With the increase in patients missing their GP appointments, video calling may be a solution for the future. The NHS are working out ways to save £20bn in order to fill their funding gap, and patients Skype-calling GPs from the comfort of their own home could hopefully save the NHS a significant sum of money. Certainly, video calling consultations will be more effective when examining patients compared to a phone call consultation; however some doctors feel that it cannot replace face to face consultation. Doctors would have to use their best judgement as to when a video consultation is appropriate in order to give a comprehensive examination.
In the future it may be possible to 3D print human organs due to the research and studies conducted at present. Recently, a group of researchers have successfully managed to print a human sized ear using tissue from a sheep. This new development in tissue engineering could eventually lead to 3D printed strips of tissue that is advanced enough to test new drugs. This could dramatically improve healthcare and open new doors for pharmaceutical trials.
The demand for faster internet speed has become much more apparent due to more and more of us working online using a mobile device. The new fourth generation mobile communications network is set to boost mobile internet speeds to 24-30Mbps. This new technology is already being trialled to benefit the healthcare industry in countries like Germany. They are using a 4G-enabled ambulance to improve survival rates of stroke victims. This could potentially be implemented across the UK, depending on the costs, as 98% of the UK will have 4G by 2017.
The new technologies in use and in development will make huge strides in healthcare in the years to come.

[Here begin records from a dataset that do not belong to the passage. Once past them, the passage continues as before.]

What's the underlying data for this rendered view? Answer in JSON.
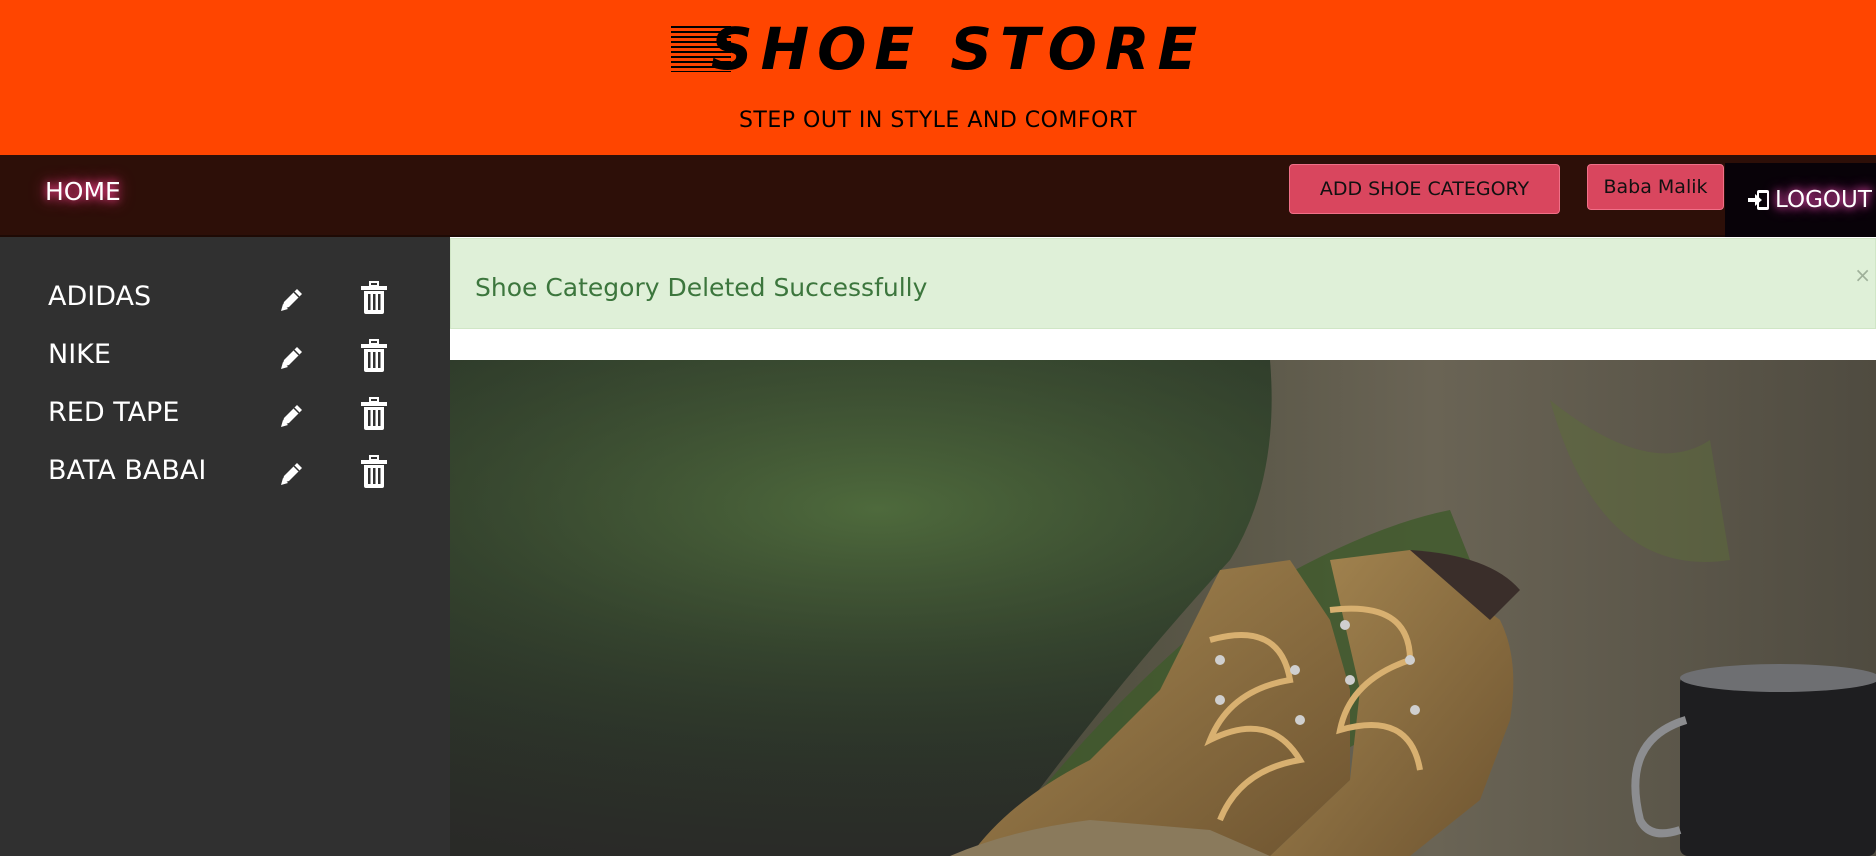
{
  "header": {
    "logo_text": "SHOE STORE",
    "tagline": "STEP OUT IN STYLE AND COMFORT",
    "background": "#ff4500"
  },
  "navbar": {
    "home_label": "HOME",
    "add_category_label": "ADD SHOE CATEGORY",
    "user_label": "Baba Malik",
    "logout_label": "LOGOUT",
    "background": "#2d0f08"
  },
  "sidebar": {
    "items": [
      {
        "label": "ADIDAS",
        "edit_icon": "pencil-icon",
        "delete_icon": "trash-icon"
      },
      {
        "label": "NIKE",
        "edit_icon": "pencil-icon",
        "delete_icon": "trash-icon"
      },
      {
        "label": "RED TAPE",
        "edit_icon": "pencil-icon",
        "delete_icon": "trash-icon"
      },
      {
        "label": "BATA BABAI",
        "edit_icon": "pencil-icon",
        "delete_icon": "trash-icon"
      }
    ]
  },
  "alert": {
    "message": "Shoe Category Deleted Successfully",
    "close_symbol": "×",
    "background": "#dff0d8",
    "text_color": "#3c763d"
  }
}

Studies and research are already showing the enormous benefits and potential that these technologies can have on patient health and well-being. There is an important point to remember though, with all technology there are limitations and issues. It is essential to identify the possible problems early on in order to receive the most gain from technology within healthcare.